Guy is unlikely to have set out to Tiberias if he thought that he was facing certain defeat. He may have been misinformed about the number of troops who opposed him and the availability of water, but he was an experienced campaigner who had been fighting in the Holy Land for many years. He could have employed a policy of containment as he had successfully in 1183, even though it cost his reputation. By marching, he may have hoped to emulate Baldwin IV, who despite his leprosy had achieved victory over Saladin’s numerically superior forces at Mont Gisard in 1177. But pitched battles were risky – their outcomes uncertain. Diplomacy might have worked more effectively. Saladin was an adept diplomat and was prepared to make treaties with Christians when it suited him, despite the legacy of 1148. He honoured an earlier truce organised by the regent Raymond III; he did not attack the Latin Kingdom until it ran out in April 1187. Saladin’s raiding tactics prior to Hattin, however, suggest that this time he was determined to provoke an encounter.

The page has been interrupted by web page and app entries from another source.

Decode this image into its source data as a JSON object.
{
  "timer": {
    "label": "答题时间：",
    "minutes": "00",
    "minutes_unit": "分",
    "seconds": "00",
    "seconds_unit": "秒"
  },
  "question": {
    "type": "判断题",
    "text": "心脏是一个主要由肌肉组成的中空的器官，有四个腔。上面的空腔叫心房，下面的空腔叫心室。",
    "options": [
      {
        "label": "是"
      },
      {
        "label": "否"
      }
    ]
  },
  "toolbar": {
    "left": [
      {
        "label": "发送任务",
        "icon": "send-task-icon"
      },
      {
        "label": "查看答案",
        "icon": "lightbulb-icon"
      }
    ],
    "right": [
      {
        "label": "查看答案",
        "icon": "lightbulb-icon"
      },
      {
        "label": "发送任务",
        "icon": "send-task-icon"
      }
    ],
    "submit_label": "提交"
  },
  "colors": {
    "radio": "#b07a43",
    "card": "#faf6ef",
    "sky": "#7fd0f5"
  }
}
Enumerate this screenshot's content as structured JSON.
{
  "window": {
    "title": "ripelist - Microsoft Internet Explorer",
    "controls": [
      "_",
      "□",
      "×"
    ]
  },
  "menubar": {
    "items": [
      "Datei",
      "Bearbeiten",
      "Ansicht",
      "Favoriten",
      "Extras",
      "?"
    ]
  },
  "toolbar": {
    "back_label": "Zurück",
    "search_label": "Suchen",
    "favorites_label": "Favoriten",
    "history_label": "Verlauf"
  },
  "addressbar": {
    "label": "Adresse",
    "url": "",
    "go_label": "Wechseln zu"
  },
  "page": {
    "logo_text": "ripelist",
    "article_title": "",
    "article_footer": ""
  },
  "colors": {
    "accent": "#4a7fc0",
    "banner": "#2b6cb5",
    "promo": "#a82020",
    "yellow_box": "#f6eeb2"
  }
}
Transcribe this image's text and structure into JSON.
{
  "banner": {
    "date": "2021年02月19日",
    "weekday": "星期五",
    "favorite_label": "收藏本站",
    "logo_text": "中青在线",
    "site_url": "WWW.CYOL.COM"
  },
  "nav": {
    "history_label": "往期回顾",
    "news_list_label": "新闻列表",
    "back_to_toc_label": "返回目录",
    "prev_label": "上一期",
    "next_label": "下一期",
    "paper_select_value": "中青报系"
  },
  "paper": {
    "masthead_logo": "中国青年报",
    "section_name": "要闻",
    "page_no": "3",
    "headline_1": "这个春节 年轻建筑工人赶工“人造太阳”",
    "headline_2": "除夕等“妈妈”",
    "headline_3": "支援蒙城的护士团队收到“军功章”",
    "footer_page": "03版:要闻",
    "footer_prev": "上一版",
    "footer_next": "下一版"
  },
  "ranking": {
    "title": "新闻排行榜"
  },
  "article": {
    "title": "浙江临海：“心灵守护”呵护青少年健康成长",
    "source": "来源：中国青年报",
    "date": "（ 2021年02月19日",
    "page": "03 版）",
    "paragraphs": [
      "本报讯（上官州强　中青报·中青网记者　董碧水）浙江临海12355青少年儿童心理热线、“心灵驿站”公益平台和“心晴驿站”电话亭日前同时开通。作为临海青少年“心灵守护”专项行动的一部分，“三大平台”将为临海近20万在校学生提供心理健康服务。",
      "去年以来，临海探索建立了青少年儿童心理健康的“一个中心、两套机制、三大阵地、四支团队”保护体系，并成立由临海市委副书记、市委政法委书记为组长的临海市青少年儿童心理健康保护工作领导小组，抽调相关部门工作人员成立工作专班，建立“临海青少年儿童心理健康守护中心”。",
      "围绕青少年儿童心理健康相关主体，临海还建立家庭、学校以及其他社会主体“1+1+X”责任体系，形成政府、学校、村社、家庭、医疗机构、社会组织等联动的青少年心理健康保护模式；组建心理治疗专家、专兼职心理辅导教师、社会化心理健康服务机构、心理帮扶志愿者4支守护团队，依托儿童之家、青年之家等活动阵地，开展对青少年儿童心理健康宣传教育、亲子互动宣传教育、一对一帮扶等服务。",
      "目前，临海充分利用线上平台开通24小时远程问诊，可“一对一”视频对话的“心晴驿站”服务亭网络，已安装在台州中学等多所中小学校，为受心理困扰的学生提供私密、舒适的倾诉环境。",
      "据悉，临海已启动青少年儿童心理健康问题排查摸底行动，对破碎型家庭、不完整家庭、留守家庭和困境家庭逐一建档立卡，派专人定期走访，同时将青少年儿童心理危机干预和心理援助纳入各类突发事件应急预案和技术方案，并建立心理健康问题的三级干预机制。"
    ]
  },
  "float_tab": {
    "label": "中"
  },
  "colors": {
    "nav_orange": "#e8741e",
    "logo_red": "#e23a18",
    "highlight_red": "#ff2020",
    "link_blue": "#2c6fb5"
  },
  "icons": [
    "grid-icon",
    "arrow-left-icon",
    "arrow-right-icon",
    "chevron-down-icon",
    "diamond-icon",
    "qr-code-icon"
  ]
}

Saladin was unquestionably the more powerful ruler, but even after he gained Damascus in 1174 King Baldwin IV successfully held off a united Muslim force for nine years. On Saladin’s death in 1193, the unity he had forged between Syria and Egypt disintegrated. Under Guy’s rule the Latin Christians, who had always been outnumbered in the Levant, could have maintained a defensive strategy utilising their castles and forts, buying time to seek external support until the immediate threat had passed. The march to rescue Tiberias was the act of a dutiful king as well as an ambitious lord, but it was ultimately a gamble that played out at enormous cost to the kingdom.